James 2:23 (KJV)
23 And the scripture was fulfilled which saith, Abraham believed God, and it was imputed unto him for righteousness: and he was called the Friend of God.

Exodus 33:11 (KJV)
11 And the Lord spake unto Moses face to face, as a man speaketh unto his friend. And he turned again into the camp: but his servant Joshua, the son of Nun, a young man, departed not out of the tabernacle.

Hebrews 11:24-26 (KJV)
24 By faith Moses, when he was come to years, refused to be called the son of Pharaoh’s daughter;
25 Choosing rather to suffer affliction with the people of God, than to enjoy the pleasures of sin for a season;
26 Esteeming the reproach of Christ greater riches than the treasures in Egypt: for he had respect unto the recompence of the reward.

John 15:12-14 (KJV)
12 This is my commandment, That ye love one another, as I have loved you.
13 Greater love hath no man than this, that a man lay down his life for his friends.
14 Ye are my friends, if ye do whatsoever I command you.

The Vital Stream of Love
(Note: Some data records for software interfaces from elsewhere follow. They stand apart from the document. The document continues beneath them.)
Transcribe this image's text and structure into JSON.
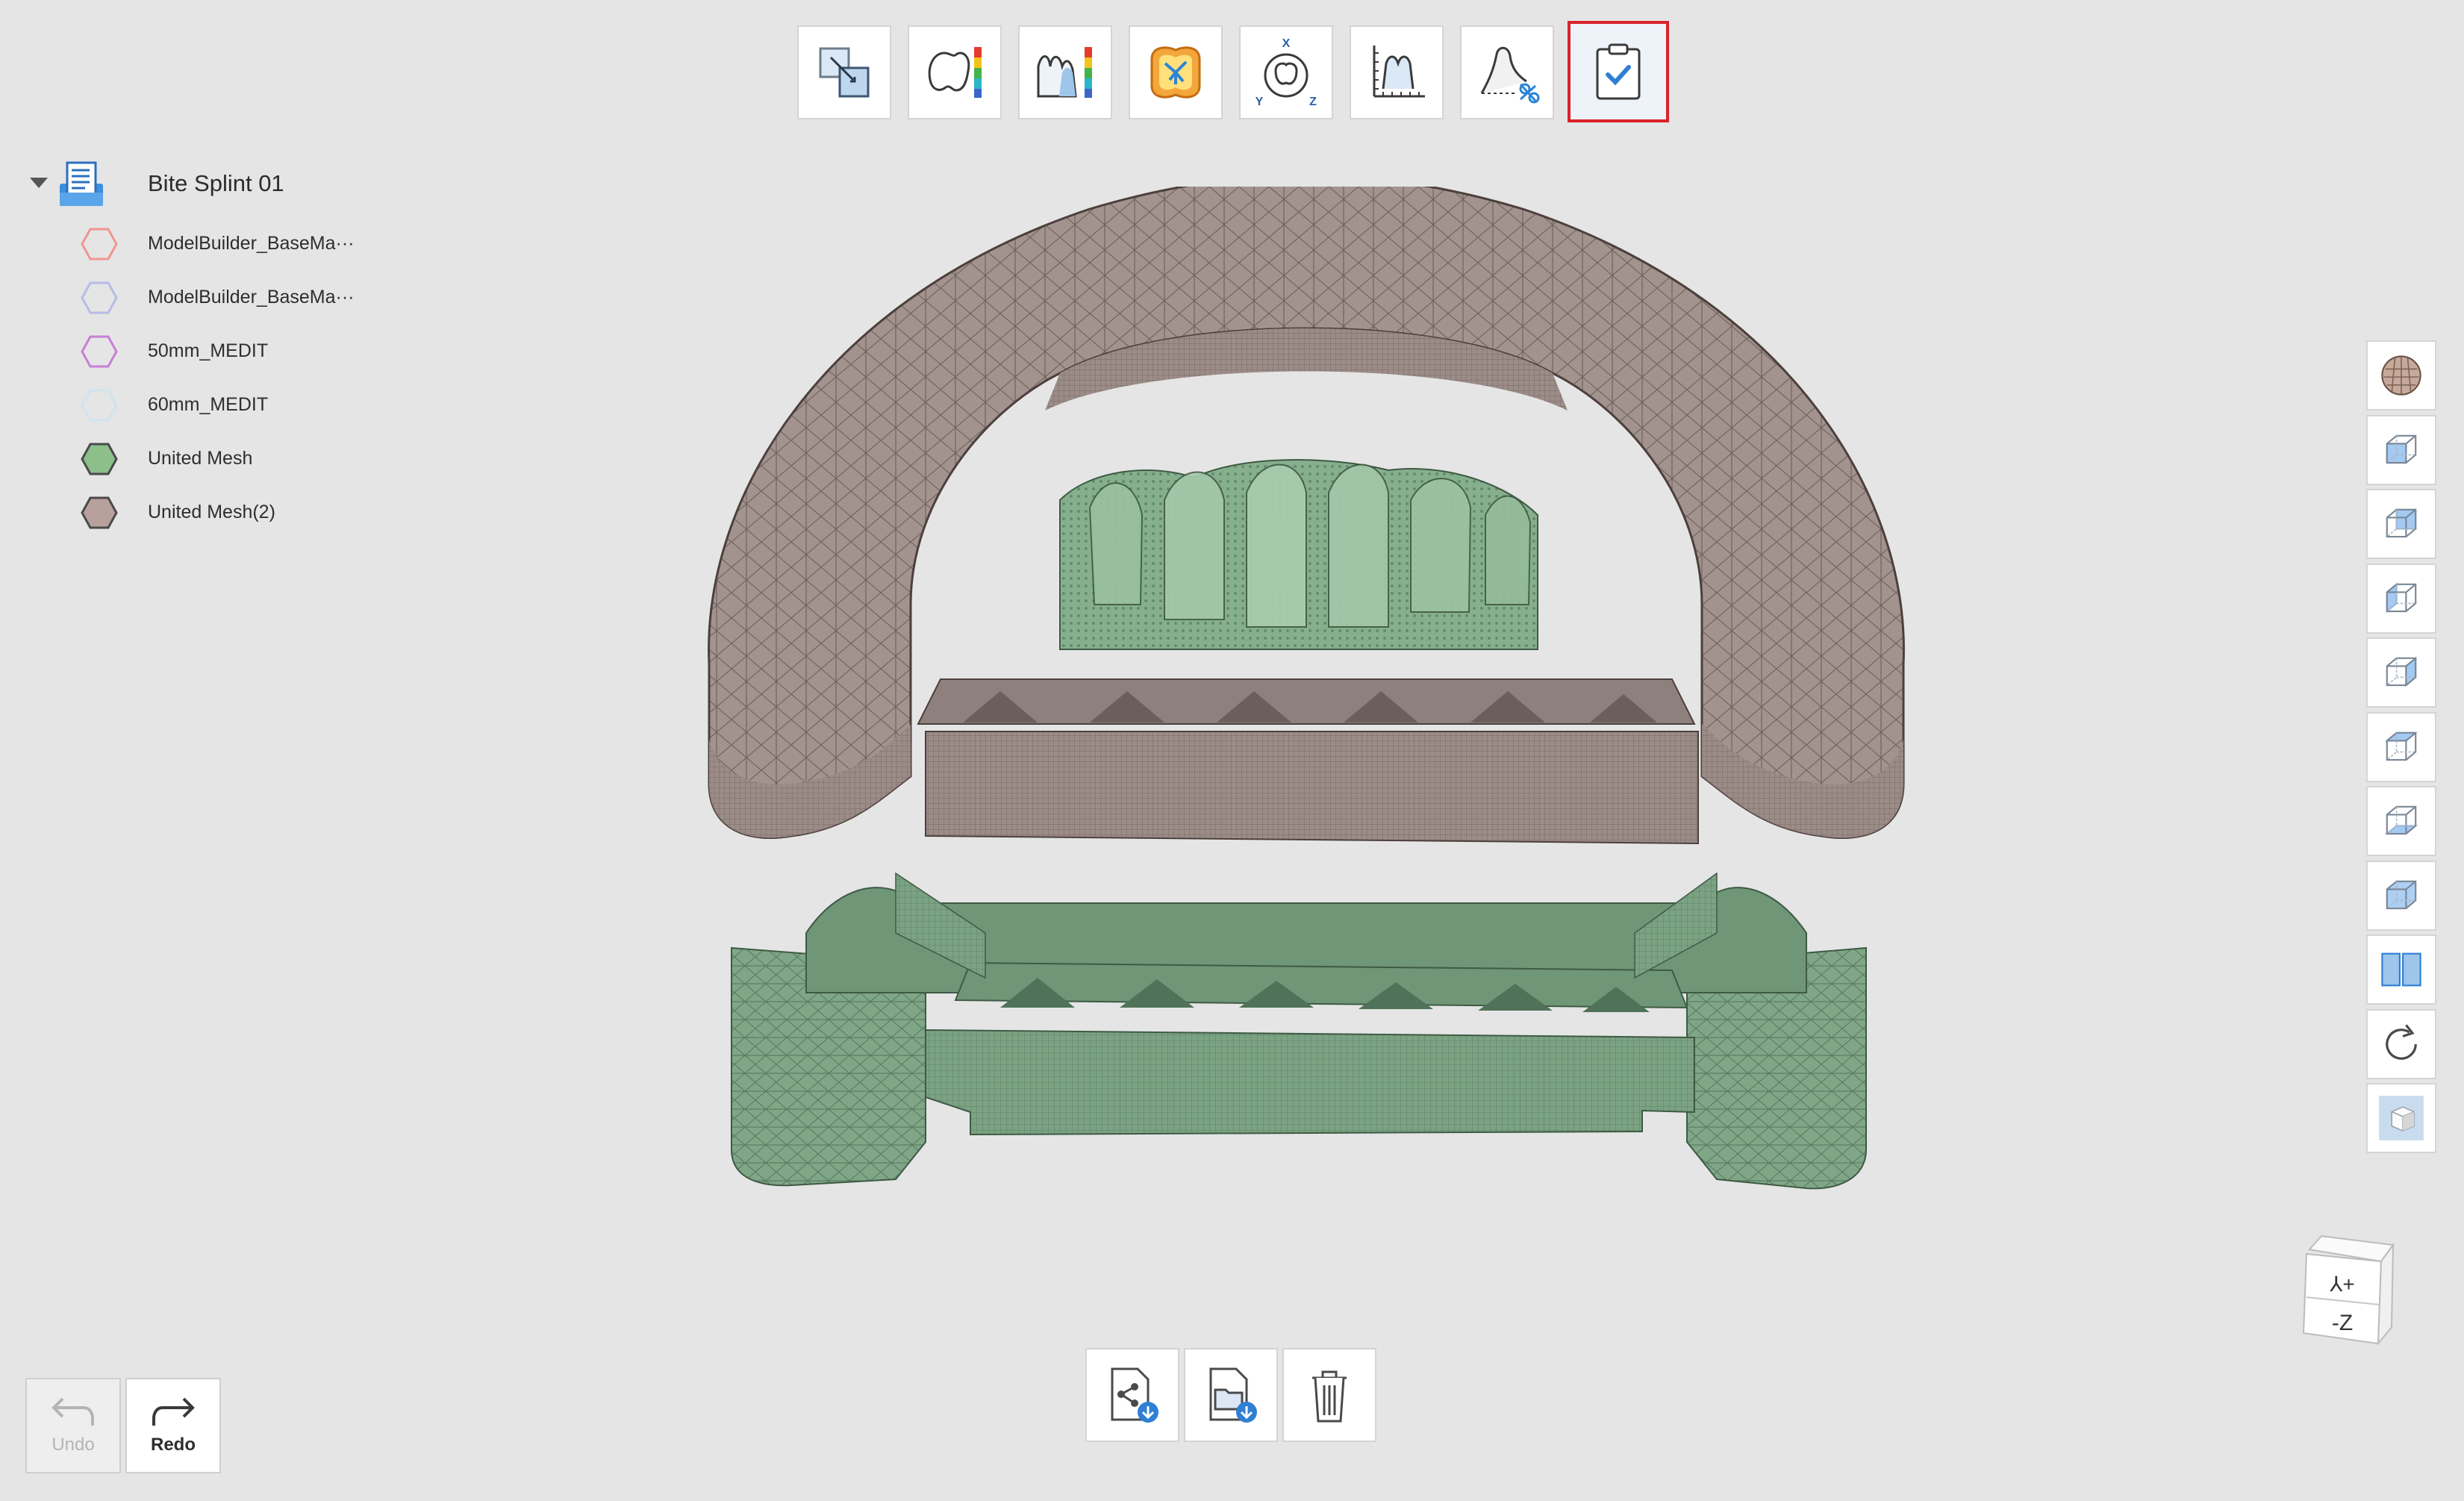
{
  "toolbar": {
    "buttons": [
      {
        "icon": "align-models-icon"
      },
      {
        "icon": "color-deviation-icon"
      },
      {
        "icon": "section-deviation-icon"
      },
      {
        "icon": "occlusion-analysis-icon"
      },
      {
        "icon": "axis-rotation-icon"
      },
      {
        "icon": "measure-icon"
      },
      {
        "icon": "trim-icon"
      },
      {
        "icon": "complete-check-icon",
        "active": true
      }
    ]
  },
  "tree": {
    "root_label": "Bite Splint 01",
    "items": [
      {
        "label": "ModelBuilder_BaseMa···",
        "color": "#f0958f",
        "filled": false
      },
      {
        "label": "ModelBuilder_BaseMa···",
        "color": "#b7bbe8",
        "filled": false
      },
      {
        "label": "50mm_MEDIT",
        "color": "#c77fd6",
        "filled": false
      },
      {
        "label": "60mm_MEDIT",
        "color": "#cfe4ef",
        "filled": false
      },
      {
        "label": "United Mesh",
        "color": "#8dbf8a",
        "filled": true
      },
      {
        "label": "United Mesh(2)",
        "color": "#b8a09c",
        "filled": true
      }
    ]
  },
  "right_toolbar": {
    "buttons": [
      {
        "icon": "mesh-display-icon"
      },
      {
        "icon": "front-view-icon"
      },
      {
        "icon": "back-view-icon"
      },
      {
        "icon": "left-view-icon"
      },
      {
        "icon": "right-view-icon"
      },
      {
        "icon": "top-view-icon"
      },
      {
        "icon": "bottom-view-icon"
      },
      {
        "icon": "default-view-icon"
      },
      {
        "icon": "split-view-icon"
      },
      {
        "icon": "reset-rotation-icon"
      },
      {
        "icon": "solid-box-icon"
      }
    ]
  },
  "nav_cube": {
    "face_top": "⅄+",
    "face_front": "-Z"
  },
  "bottom_toolbar": {
    "buttons": [
      {
        "icon": "export-share-icon"
      },
      {
        "icon": "open-folder-icon"
      },
      {
        "icon": "trash-icon"
      }
    ]
  },
  "history": {
    "undo_label": "Undo",
    "redo_label": "Redo"
  },
  "colors": {
    "splint": "#9f8f8b",
    "model": "#7fa787",
    "active_border": "#d9222a",
    "accent_blue": "#2f7fd4"
  }
}
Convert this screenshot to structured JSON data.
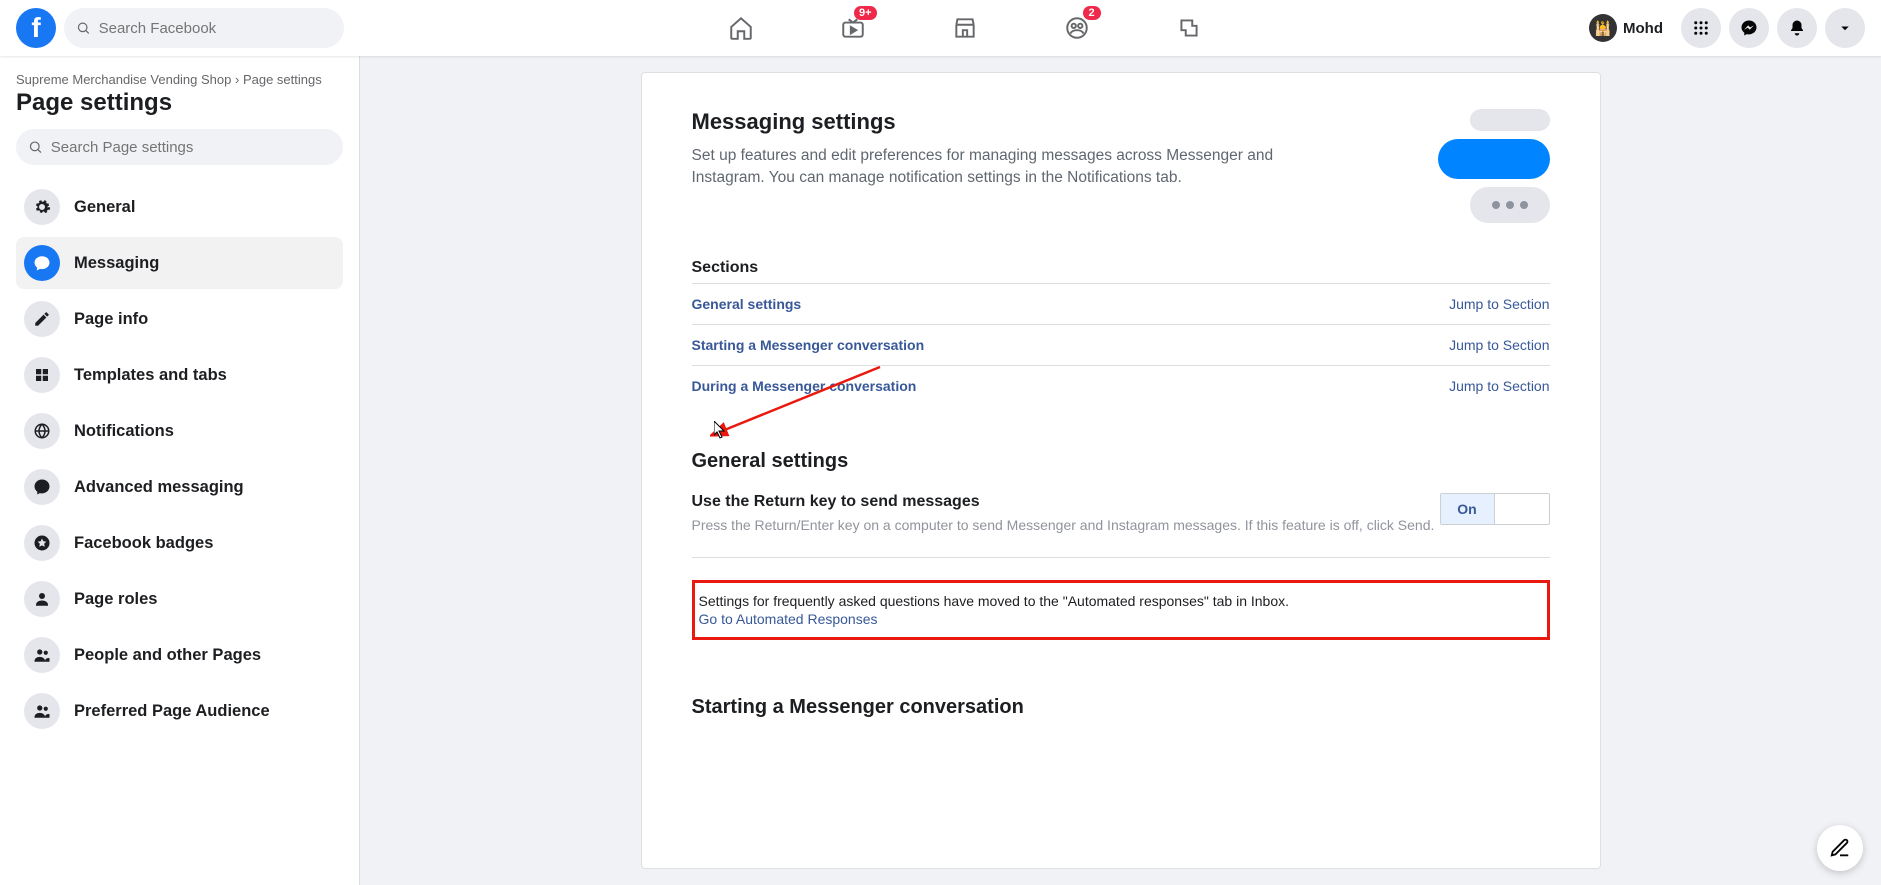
{
  "header": {
    "search_placeholder": "Search Facebook",
    "badges": {
      "watch": "9+",
      "groups": "2"
    },
    "profile_name": "Mohd"
  },
  "sidebar": {
    "breadcrumb_page": "Supreme Merchandise Vending Shop",
    "breadcrumb_sep": " › ",
    "breadcrumb_current": "Page settings",
    "title": "Page settings",
    "search_placeholder": "Search Page settings",
    "items": [
      {
        "label": "General"
      },
      {
        "label": "Messaging"
      },
      {
        "label": "Page info"
      },
      {
        "label": "Templates and tabs"
      },
      {
        "label": "Notifications"
      },
      {
        "label": "Advanced messaging"
      },
      {
        "label": "Facebook badges"
      },
      {
        "label": "Page roles"
      },
      {
        "label": "People and other Pages"
      },
      {
        "label": "Preferred Page Audience"
      }
    ]
  },
  "main": {
    "title": "Messaging settings",
    "description": "Set up features and edit preferences for managing messages across Messenger and Instagram. You can manage notification settings in the Notifications tab.",
    "sections_label": "Sections",
    "sections": [
      {
        "name": "General settings",
        "jump": "Jump to Section"
      },
      {
        "name": "Starting a Messenger conversation",
        "jump": "Jump to Section"
      },
      {
        "name": "During a Messenger conversation",
        "jump": "Jump to Section"
      }
    ],
    "general": {
      "heading": "General settings",
      "return_key_label": "Use the Return key to send messages",
      "return_key_desc": "Press the Return/Enter key on a computer to send Messenger and Instagram messages. If this feature is off, click Send.",
      "toggle_on": "On",
      "faq_notice": "Settings for frequently asked questions have moved to the \"Automated responses\" tab in Inbox.",
      "faq_link": "Go to Automated Responses"
    },
    "starting_heading": "Starting a Messenger conversation"
  }
}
Theologian and medical Missionary, Albert Schweitzer, who won the Nobel Peace Prize for his Philosophy of  the “Reverence of Life” writes the following about the Love of God. “There is ocean – cold water without motion. In this ocean, however, is the Gulf Stream, hot water flowing from the equator toward the Pole. Inquire of all scientists how it is physically imaginable that a stream of hot water flows between the waters of the ocean, which so to speak, form its banks, the moving within the motionless, the hot within the cold. No scientist can explain it. Similarly, there is the God of love within the gods of the forces of the universe, so totally different. We let ourselves be seized and carried away by that vital stream”.

Behold what manner of love the Father has bestowed upon us, that we should be called the children of God; that we should be seized and carried by Him and His love.

Points to ponder:
Are you carried by the vital stream of the Love of God? The love of God is expressed in (demonstrated by) Jesus Christ, for while we were still sinners, Christ died for us (Romans 5:8). Do you believe in Jesus, The Vital Stream of Love!

1 John 3:1 (KJV)
Behold, what manner of love the Father hath bestowed upon us, that we should be called the sons of God: 

Romans 5:8 (NLT)
8 But God showed his great love for us by sending Christ to die for us while we were still sinners.